**Goal of the exercise**
An exact copy of every record below is needed, with all pictures removed.

**Input for this task**
──────

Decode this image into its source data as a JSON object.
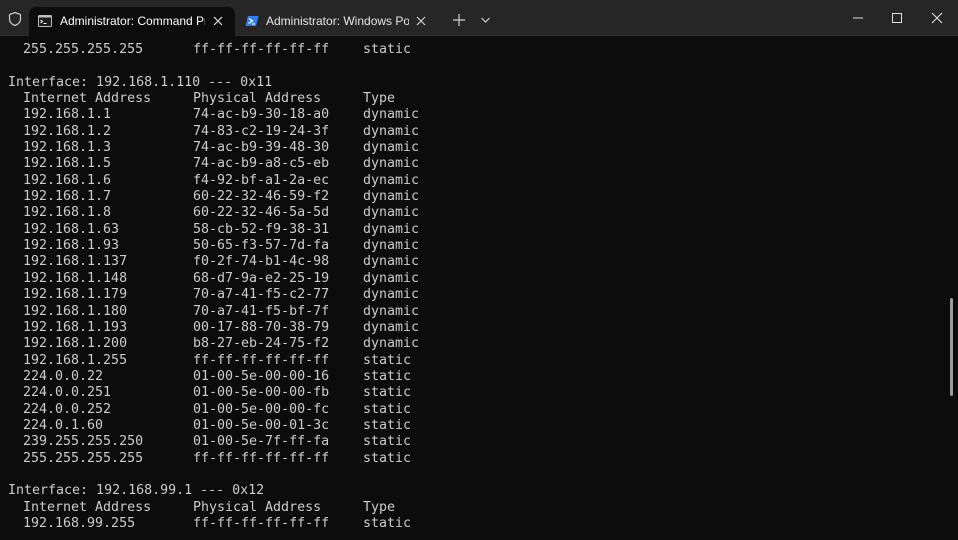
{
  "tabs": [
    {
      "title": "Administrator: Command Pro",
      "icon": "cmd-icon"
    },
    {
      "title": "Administrator: Windows PowerShell",
      "icon": "powershell-icon"
    }
  ],
  "terminal": {
    "lines": [
      {
        "type": "row",
        "cells": [
          "255.255.255.255",
          "ff-ff-ff-ff-ff-ff",
          "static"
        ]
      },
      {
        "type": "blank"
      },
      {
        "type": "text",
        "text": "Interface: 192.168.1.110 --- 0x11"
      },
      {
        "type": "row",
        "cells": [
          "Internet Address",
          "Physical Address",
          "Type"
        ]
      },
      {
        "type": "row",
        "cells": [
          "192.168.1.1",
          "74-ac-b9-30-18-a0",
          "dynamic"
        ]
      },
      {
        "type": "row",
        "cells": [
          "192.168.1.2",
          "74-83-c2-19-24-3f",
          "dynamic"
        ]
      },
      {
        "type": "row",
        "cells": [
          "192.168.1.3",
          "74-ac-b9-39-48-30",
          "dynamic"
        ]
      },
      {
        "type": "row",
        "cells": [
          "192.168.1.5",
          "74-ac-b9-a8-c5-eb",
          "dynamic"
        ]
      },
      {
        "type": "row",
        "cells": [
          "192.168.1.6",
          "f4-92-bf-a1-2a-ec",
          "dynamic"
        ]
      },
      {
        "type": "row",
        "cells": [
          "192.168.1.7",
          "60-22-32-46-59-f2",
          "dynamic"
        ]
      },
      {
        "type": "row",
        "cells": [
          "192.168.1.8",
          "60-22-32-46-5a-5d",
          "dynamic"
        ]
      },
      {
        "type": "row",
        "cells": [
          "192.168.1.63",
          "58-cb-52-f9-38-31",
          "dynamic"
        ]
      },
      {
        "type": "row",
        "cells": [
          "192.168.1.93",
          "50-65-f3-57-7d-fa",
          "dynamic"
        ]
      },
      {
        "type": "row",
        "cells": [
          "192.168.1.137",
          "f0-2f-74-b1-4c-98",
          "dynamic"
        ]
      },
      {
        "type": "row",
        "cells": [
          "192.168.1.148",
          "68-d7-9a-e2-25-19",
          "dynamic"
        ]
      },
      {
        "type": "row",
        "cells": [
          "192.168.1.179",
          "70-a7-41-f5-c2-77",
          "dynamic"
        ]
      },
      {
        "type": "row",
        "cells": [
          "192.168.1.180",
          "70-a7-41-f5-bf-7f",
          "dynamic"
        ]
      },
      {
        "type": "row",
        "cells": [
          "192.168.1.193",
          "00-17-88-70-38-79",
          "dynamic"
        ]
      },
      {
        "type": "row",
        "cells": [
          "192.168.1.200",
          "b8-27-eb-24-75-f2",
          "dynamic"
        ]
      },
      {
        "type": "row",
        "cells": [
          "192.168.1.255",
          "ff-ff-ff-ff-ff-ff",
          "static"
        ]
      },
      {
        "type": "row",
        "cells": [
          "224.0.0.22",
          "01-00-5e-00-00-16",
          "static"
        ]
      },
      {
        "type": "row",
        "cells": [
          "224.0.0.251",
          "01-00-5e-00-00-fb",
          "static"
        ]
      },
      {
        "type": "row",
        "cells": [
          "224.0.0.252",
          "01-00-5e-00-00-fc",
          "static"
        ]
      },
      {
        "type": "row",
        "cells": [
          "224.0.1.60",
          "01-00-5e-00-01-3c",
          "static"
        ]
      },
      {
        "type": "row",
        "cells": [
          "239.255.255.250",
          "01-00-5e-7f-ff-fa",
          "static"
        ]
      },
      {
        "type": "row",
        "cells": [
          "255.255.255.255",
          "ff-ff-ff-ff-ff-ff",
          "static"
        ]
      },
      {
        "type": "blank"
      },
      {
        "type": "text",
        "text": "Interface: 192.168.99.1 --- 0x12"
      },
      {
        "type": "row",
        "cells": [
          "Internet Address",
          "Physical Address",
          "Type"
        ]
      },
      {
        "type": "row",
        "cells": [
          "192.168.99.255",
          "ff-ff-ff-ff-ff-ff",
          "static"
        ]
      }
    ]
  },
  "colors": {
    "background": "#0c0c0c",
    "titlebar": "#262626",
    "text": "#cccccc",
    "powershell_icon": "#2f80ed"
  }
}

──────

**Result of the task**
Decode this image into its source data as a JSON object.
{
  "tabs": [
    {
      "title": "Administrator: Command Pro",
      "icon": "cmd-icon"
    },
    {
      "title": "Administrator: Windows PowerShell",
      "icon": "powershell-icon"
    }
  ],
  "terminal": {
    "lines": [
      {
        "type": "row",
        "cells": [
          "255.255.255.255",
          "ff-ff-ff-ff-ff-ff",
          "static"
        ]
      },
      {
        "type": "blank"
      },
      {
        "type": "text",
        "text": "Interface: 192.168.1.110 --- 0x11"
      },
      {
        "type": "row",
        "cells": [
          "Internet Address",
          "Physical Address",
          "Type"
        ]
      },
      {
        "type": "row",
        "cells": [
          "192.168.1.1",
          "74-ac-b9-30-18-a0",
          "dynamic"
        ]
      },
      {
        "type": "row",
        "cells": [
          "192.168.1.2",
          "74-83-c2-19-24-3f",
          "dynamic"
        ]
      },
      {
        "type": "row",
        "cells": [
          "192.168.1.3",
          "74-ac-b9-39-48-30",
          "dynamic"
        ]
      },
      {
        "type": "row",
        "cells": [
          "192.168.1.5",
          "74-ac-b9-a8-c5-eb",
          "dynamic"
        ]
      },
      {
        "type": "row",
        "cells": [
          "192.168.1.6",
          "f4-92-bf-a1-2a-ec",
          "dynamic"
        ]
      },
      {
        "type": "row",
        "cells": [
          "192.168.1.7",
          "60-22-32-46-59-f2",
          "dynamic"
        ]
      },
      {
        "type": "row",
        "cells": [
          "192.168.1.8",
          "60-22-32-46-5a-5d",
          "dynamic"
        ]
      },
      {
        "type": "row",
        "cells": [
          "192.168.1.63",
          "58-cb-52-f9-38-31",
          "dynamic"
        ]
      },
      {
        "type": "row",
        "cells": [
          "192.168.1.93",
          "50-65-f3-57-7d-fa",
          "dynamic"
        ]
      },
      {
        "type": "row",
        "cells": [
          "192.168.1.137",
          "f0-2f-74-b1-4c-98",
          "dynamic"
        ]
      },
      {
        "type": "row",
        "cells": [
          "192.168.1.148",
          "68-d7-9a-e2-25-19",
          "dynamic"
        ]
      },
      {
        "type": "row",
        "cells": [
          "192.168.1.179",
          "70-a7-41-f5-c2-77",
          "dynamic"
        ]
      },
      {
        "type": "row",
        "cells": [
          "192.168.1.180",
          "70-a7-41-f5-bf-7f",
          "dynamic"
        ]
      },
      {
        "type": "row",
        "cells": [
          "192.168.1.193",
          "00-17-88-70-38-79",
          "dynamic"
        ]
      },
      {
        "type": "row",
        "cells": [
          "192.168.1.200",
          "b8-27-eb-24-75-f2",
          "dynamic"
        ]
      },
      {
        "type": "row",
        "cells": [
          "192.168.1.255",
          "ff-ff-ff-ff-ff-ff",
          "static"
        ]
      },
      {
        "type": "row",
        "cells": [
          "224.0.0.22",
          "01-00-5e-00-00-16",
          "static"
        ]
      },
      {
        "type": "row",
        "cells": [
          "224.0.0.251",
          "01-00-5e-00-00-fb",
          "static"
        ]
      },
      {
        "type": "row",
        "cells": [
          "224.0.0.252",
          "01-00-5e-00-00-fc",
          "static"
        ]
      },
      {
        "type": "row",
        "cells": [
          "224.0.1.60",
          "01-00-5e-00-01-3c",
          "static"
        ]
      },
      {
        "type": "row",
        "cells": [
          "239.255.255.250",
          "01-00-5e-7f-ff-fa",
          "static"
        ]
      },
      {
        "type": "row",
        "cells": [
          "255.255.255.255",
          "ff-ff-ff-ff-ff-ff",
          "static"
        ]
      },
      {
        "type": "blank"
      },
      {
        "type": "text",
        "text": "Interface: 192.168.99.1 --- 0x12"
      },
      {
        "type": "row",
        "cells": [
          "Internet Address",
          "Physical Address",
          "Type"
        ]
      },
      {
        "type": "row",
        "cells": [
          "192.168.99.255",
          "ff-ff-ff-ff-ff-ff",
          "static"
        ]
      }
    ]
  },
  "colors": {
    "background": "#0c0c0c",
    "titlebar": "#262626",
    "text": "#cccccc",
    "powershell_icon": "#2f80ed"
  }
}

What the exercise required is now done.